New experiences

In a year that saw some exceptional performances in Manchester (we found cutting down some our long-lists quite difficult in our final Manchester Theatre Awards panel meeting of the year just before Christmas), I also had some new theatrical experiences in 2016.

Some were not related to the subject of this article, such as my first visit to Latitude Festival in Suffolk. However I had my very first visits to three venues in my home city of Manchester, two new and one that has hosted productions on and off for a while.

The latter is Taurus Bar on the edge of Manchester's vibrant Gay Village, where I saw a new play by prolific local writer Ian Townsend, The Lonely Walk Home, in a tiny basement room. It was a very interesting script that still needed some work (and I'm sure it will continue to be developed), but it was nice to finally see something at Taurus.

Hope Mill Theatre is a new venue in Ancoats on the outskirts of Manchester's City Centre and within sight of Manchester City's Etihad Stadium which is quite impressive, with a lovely, large bar and a pretty decent performance space next to it. As a fringe venue, it has large ambitions, as the production of Parade that I saw with a full cast and live band showed. This is definitely a venue to keep an eye on.

The other new venue is 53two, the former Bauer Millett luxury car showroom on the edge of town, a stone's-throw from Manchester Central (or GMEX as most of us still know it) and the Bridgewater Hall. The performance space is nicely set out and atmospheric, but the front-of-house side was still clearly being developed when I saw the second JB Shorts of the year—the first being the final JB at its namesake Joshua Brooks. It will be interesting to see how this develops.
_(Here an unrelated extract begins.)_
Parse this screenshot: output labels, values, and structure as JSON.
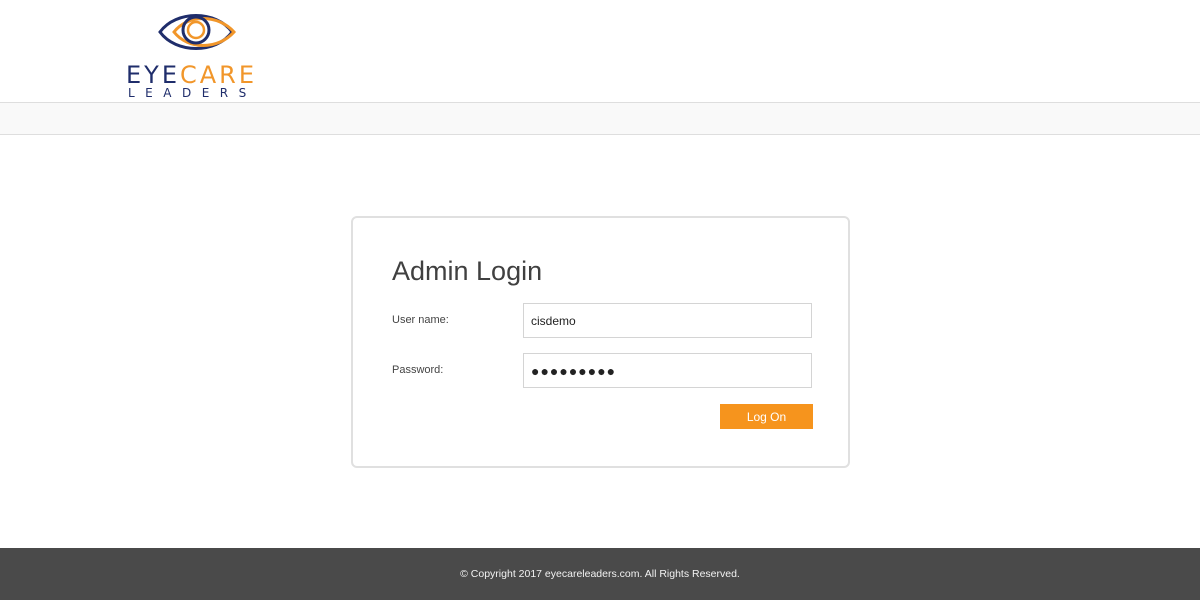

I managed to see five out of the six summer season plays in less than a week at Theatre by the Lake for the final year of Executive Director Patric Gilchrist and Artistic Director Ian Forrest, who have both been at the theatre since it opened in 1999. Just before the year was out, I spoke to the new joint Artistic Director and Chief Executive, Conrad Lynch, for the BTG podcast about his plans for perhaps the most picturesque theatre in the north west.

While its name may be problematic for sat navs and elderly relatives, HOME has secured its place in the Manchester cultural landscape after its first full year of operation with an interesting mixture of HOME-produced, co-produced and visiting productions. In Bolton, Elizabeth Newman celebrated her first full year as artistic director of the Octagon after taking over from David Thacker in 2015, while in Liverpool, the Everyman announced it will be returning to the rep system from this month with a resident company of actors performing a range of plays from January to July each year.

Just before the year was out, Oldham Coliseum announced that it finally had the go-ahead for its brand new building after years of speculation, with work to begin on it next year for a 2020 opening.

The following is a limited round-up of some of the productions in the region in 2016, based only on the ones I managed to see.